Bishop Echevarría: The Holy Father has emphasized recently that, far from what some people would like one to believe, Christianity is not a weight; rather, the ensemble of precepts are those wings of which Benedict XVI has spoken, which help us to fly to the Creator, to God, who follows each one of us close up.
Therefore, the joy consists of knowing that, in all the circumstances in which we find ourselves, we have a Father who never abandons us and who takes care of us in all those situations.
In human life there is no lack of pain and sacrifice, as it was not lacking for him who is the model for all Christians -- our Lord Jesus Christ -- and for the person who was closest to Jesus Christ, the Virgin Mary.
This does not mean masochism, but is the result of love, because -- even in what is most human -- there is no love or self-giving, without sacrifice, which consists in spending oneself happily for others.
Q: Your predecessor, St. Josemaría [Escrivá], founded Opus Dei to teach all people that they can be saints, without doing extraordinary things. What, therefore, is holiness? How does one become a saint?
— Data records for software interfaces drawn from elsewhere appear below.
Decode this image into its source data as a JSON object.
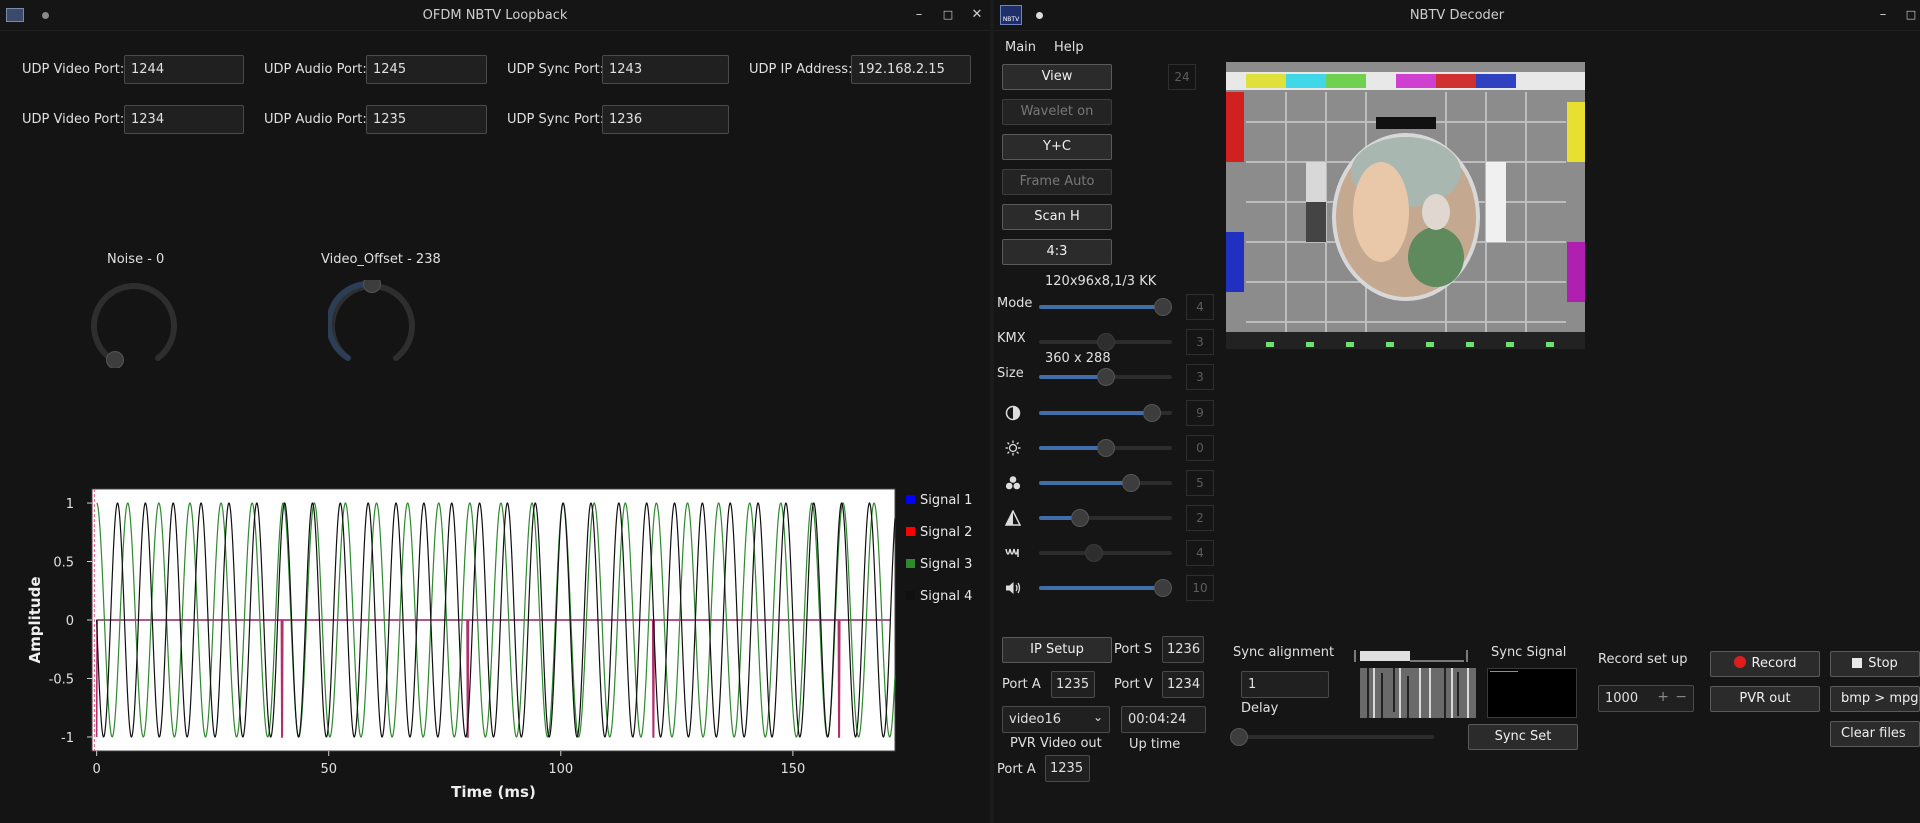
{
  "loopback": {
    "title": "OFDM NBTV Loopback",
    "rows": [
      [
        {
          "label": "UDP Video Port:",
          "value": "1244"
        },
        {
          "label": "UDP Audio Port:",
          "value": "1245"
        },
        {
          "label": "UDP Sync Port:",
          "value": "1243"
        },
        {
          "label": "UDP IP Address:",
          "value": "192.168.2.15"
        }
      ],
      [
        {
          "label": "UDP Video Port:",
          "value": "1234"
        },
        {
          "label": "UDP Audio Port:",
          "value": "1235"
        },
        {
          "label": "UDP Sync Port:",
          "value": "1236"
        }
      ]
    ],
    "dials": [
      {
        "label": "Noise - 0",
        "level": 0
      },
      {
        "label": "Video_Offset - 238",
        "level": 0.5
      }
    ]
  },
  "chart_data": {
    "type": "line",
    "xlabel": "Time (ms)",
    "ylabel": "Amplitude",
    "xlim": [
      -1,
      172
    ],
    "ylim": [
      -1.12,
      1.12
    ],
    "xticks": [
      "0",
      "50",
      "100",
      "150"
    ],
    "yticks": [
      "1",
      "0.5",
      "0",
      "-0.5",
      "-1"
    ],
    "grid": false,
    "legend_position": "right",
    "series": [
      {
        "name": "Signal 1",
        "color": "#0000ff",
        "kind": "flat",
        "value": 0
      },
      {
        "name": "Signal 2",
        "color": "#ff0000",
        "kind": "pulse",
        "value": 0,
        "pulse_every_ms": 40,
        "pulse_width_ms": 0.6,
        "pulse_low": -1
      },
      {
        "name": "Signal 3",
        "color": "#2d8a2d",
        "kind": "sine",
        "period_ms": 6.7,
        "amplitude": 1,
        "phase_deg": 0
      },
      {
        "name": "Signal 4",
        "color": "#101010",
        "kind": "sine",
        "period_ms": 6.0,
        "amplitude": 1,
        "phase_deg": 90
      }
    ]
  },
  "decoder": {
    "title": "NBTV Decoder",
    "menu": [
      "Main",
      "Help"
    ],
    "buttons": [
      {
        "label": "View",
        "enabled": true
      },
      {
        "label": "Wavelet on",
        "enabled": false
      },
      {
        "label": "Y+C",
        "enabled": true
      },
      {
        "label": "Frame Auto",
        "enabled": false
      },
      {
        "label": "Scan H",
        "enabled": true
      },
      {
        "label": "4:3",
        "enabled": true
      }
    ],
    "frame_counter": "24",
    "mode_caption": "120x96x8,1/3 KK",
    "size_caption": "360 x 288",
    "sliders": [
      {
        "label": "Mode",
        "icon": "",
        "value": "4",
        "level": 1.0,
        "enabled": true
      },
      {
        "label": "KMX",
        "icon": "",
        "value": "3",
        "level": 0.5,
        "enabled": false
      },
      {
        "label": "Size",
        "icon": "",
        "value": "3",
        "level": 0.5,
        "enabled": true
      },
      {
        "label": "",
        "icon": "contrast-icon",
        "value": "9",
        "level": 0.9,
        "enabled": true
      },
      {
        "label": "",
        "icon": "brightness-icon",
        "value": "0",
        "level": 0.5,
        "enabled": true
      },
      {
        "label": "",
        "icon": "color-icon",
        "value": "5",
        "level": 0.72,
        "enabled": true
      },
      {
        "label": "",
        "icon": "sharpness-icon",
        "value": "2",
        "level": 0.28,
        "enabled": true
      },
      {
        "label": "",
        "icon": "waveform-icon",
        "value": "4",
        "level": 0.4,
        "enabled": false
      },
      {
        "label": "",
        "icon": "volume-icon",
        "value": "10",
        "level": 1.0,
        "enabled": true
      }
    ],
    "ip_setup": "IP Setup",
    "port_s_label": "Port  S",
    "port_s": "1236",
    "port_a_label": "Port  A",
    "port_a": "1235",
    "port_v_label": "Port  V",
    "port_v": "1234",
    "device": "video16",
    "pvr_video_out": "PVR Video out",
    "uptime": "00:04:24",
    "uptime_label": "Up time",
    "port_a2_label": "Port  A",
    "port_a2": "1235",
    "sync_alignment_label": "Sync alignment",
    "sync_alignment": "1",
    "delay_label": "Delay",
    "delay_level": 0,
    "sync_signal_label": "Sync Signal",
    "sync_set": "Sync Set",
    "record_setup_label": "Record set up",
    "record_count": "1000",
    "record": "Record",
    "stop": "Stop",
    "pvr_out": "PVR out",
    "bmp_mpg": "bmp > mpg",
    "clear_files": "Clear files"
  }
}
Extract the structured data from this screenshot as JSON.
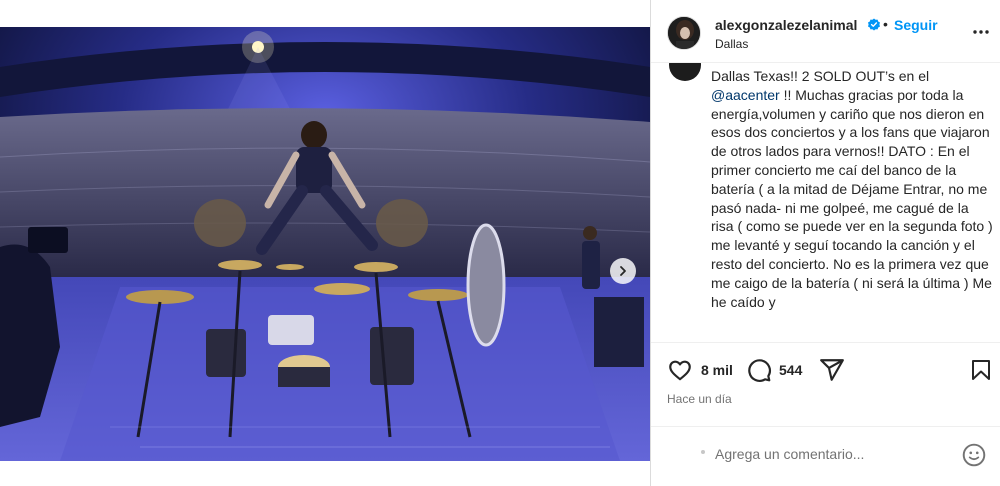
{
  "post": {
    "username": "alexgonzalezelanimal",
    "separator": "•",
    "follow_label": "Seguir",
    "location": "Dallas"
  },
  "caption": {
    "line1": "Dallas Texas!! 2 SOLD OUT’s  en el",
    "mention": "@aacenter",
    "line2_rest": " !! Muchas gracias por toda",
    "body": "la energía,volumen y cariño que nos dieron en esos dos conciertos y a los fans que viajaron de otros lados para vernos!! DATO : En el primer concierto me caí del banco de la batería ( a la mitad de Déjame Entrar, no me pasó nada- ni me golpeé, me cagué de la risa ( como se puede ver en la segunda foto ) me levanté y seguí tocando la canción y el resto del concierto. No es la primera vez que me caigo de la batería ( ni será la última ) Me he caído y"
  },
  "actions": {
    "likes": "8 mil",
    "comments": "544"
  },
  "timestamp": "Hace un día",
  "comment": {
    "placeholder": "Agrega un comentario..."
  },
  "icons": {
    "like": "heart-icon",
    "comment": "comment-bubble-icon",
    "share": "paper-plane-icon",
    "save": "bookmark-icon",
    "more": "more-options-icon",
    "next": "chevron-right-icon",
    "emoji": "emoji-icon",
    "verified": "verified-badge-icon"
  },
  "colors": {
    "accent": "#0095f6",
    "verified": "#0095f6",
    "mention": "#00376b",
    "muted": "#737373",
    "stage_light": "#4b4cc8"
  }
}
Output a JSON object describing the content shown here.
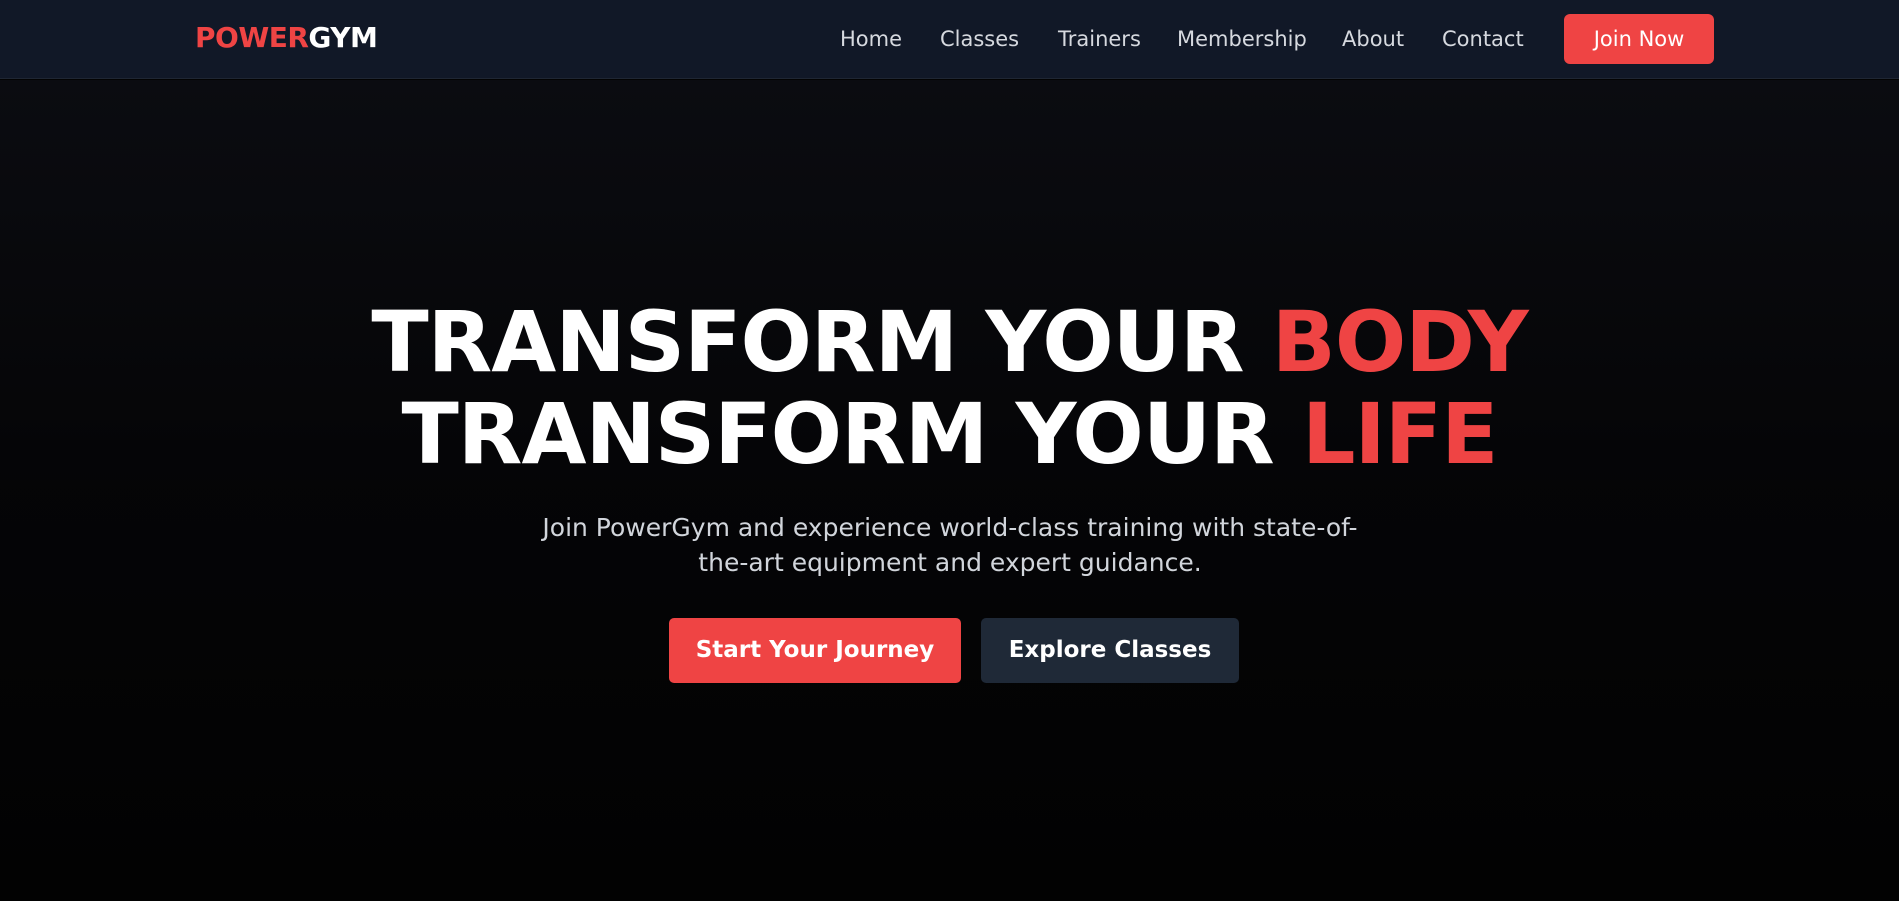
{
  "brand": {
    "part1": "POWER",
    "part2": "GYM"
  },
  "nav": {
    "items": [
      {
        "label": "Home"
      },
      {
        "label": "Classes"
      },
      {
        "label": "Trainers"
      },
      {
        "label": "Membership"
      },
      {
        "label": "About"
      },
      {
        "label": "Contact"
      }
    ],
    "cta_label": "Join Now"
  },
  "hero": {
    "line1_text": "TRANSFORM YOUR ",
    "line1_accent": "BODY",
    "line2_text": "TRANSFORM YOUR ",
    "line2_accent": "LIFE",
    "subtitle": "Join PowerGym and experience world-class training with state-of-the-art equipment and expert guidance.",
    "primary_button": "Start Your Journey",
    "secondary_button": "Explore Classes"
  },
  "colors": {
    "accent": "#ef4444",
    "nav_background": "#111827",
    "secondary_button": "#1f2937",
    "hero_background": "#030303"
  }
}
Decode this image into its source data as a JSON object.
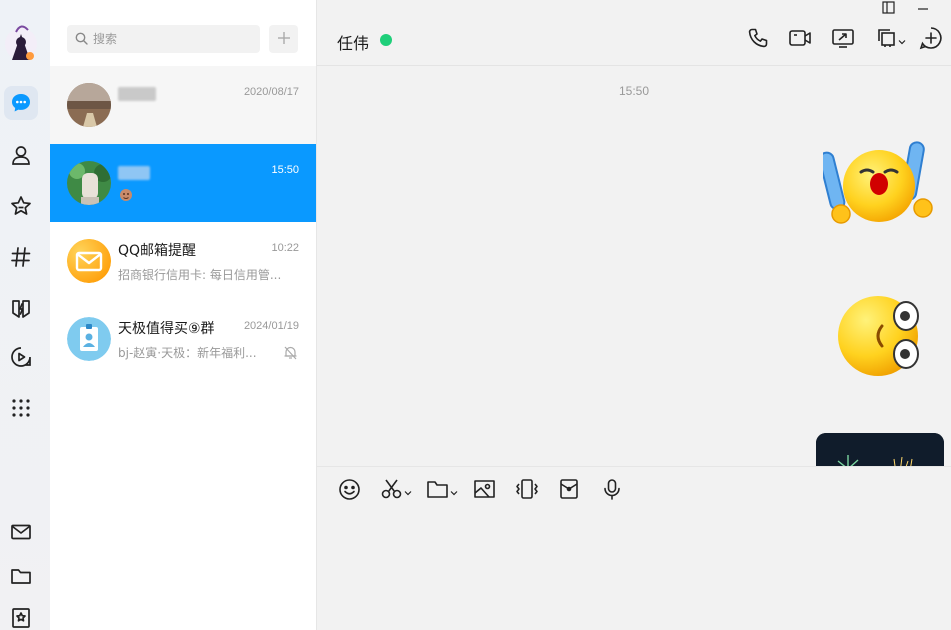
{
  "nav": {
    "items": [
      "message-icon",
      "contacts-icon",
      "favorites-icon",
      "channels-icon",
      "games-icon",
      "video-icon",
      "more-apps-icon"
    ],
    "bottom": [
      "mail-icon",
      "folder-icon",
      "bookmark-icon"
    ]
  },
  "search": {
    "placeholder": "搜索"
  },
  "conversations": [
    {
      "name": "",
      "time": "2020/08/17",
      "preview": ""
    },
    {
      "name": "",
      "time": "15:50",
      "preview": ""
    },
    {
      "name": "QQ邮箱提醒",
      "time": "10:22",
      "preview": "招商银行信用卡: 每日信用管..."
    },
    {
      "name": "天极值得买⑨群",
      "time": "2024/01/19",
      "preview": "bj-赵寅·天极：新年福利..."
    }
  ],
  "chat": {
    "title": "任伟",
    "message_time": "15:50"
  },
  "colors": {
    "accent": "#0a99ff",
    "online": "#1fcf7a"
  }
}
Bishop Echevarría: St. Josemaría took up the teachings and the preaching of Jesus Christ, who "coepit facere et docere," who first began to do, and then preached -- at the beginning, with his humble birth, poor, in a cave, surrounded by the love of Mary and Joseph and the shepherds -- poor men, but with a great capacity to love -- and then also by the Wise Men who went to worship him.
Although the latter had human means, at that moment of search for the King of the Jews, they let us see that they had the same or greater need than the shepherds.
Holiness is to try to see God in what occupies us at any given moment. To identify oneself with Christ without having to take recourse to extraordinary things; great abnegations are not an imperative -- though they must not be excluded if they come -- or sought freely and voluntarily if the Lord does not ask them.
That is why, what is important is to do the will of God at every moment, carrying out heroically the duty of every moment, without drawing back from the suggestion of fidelity that precisely Christ asks of us, in what is pleasant or unpleasant.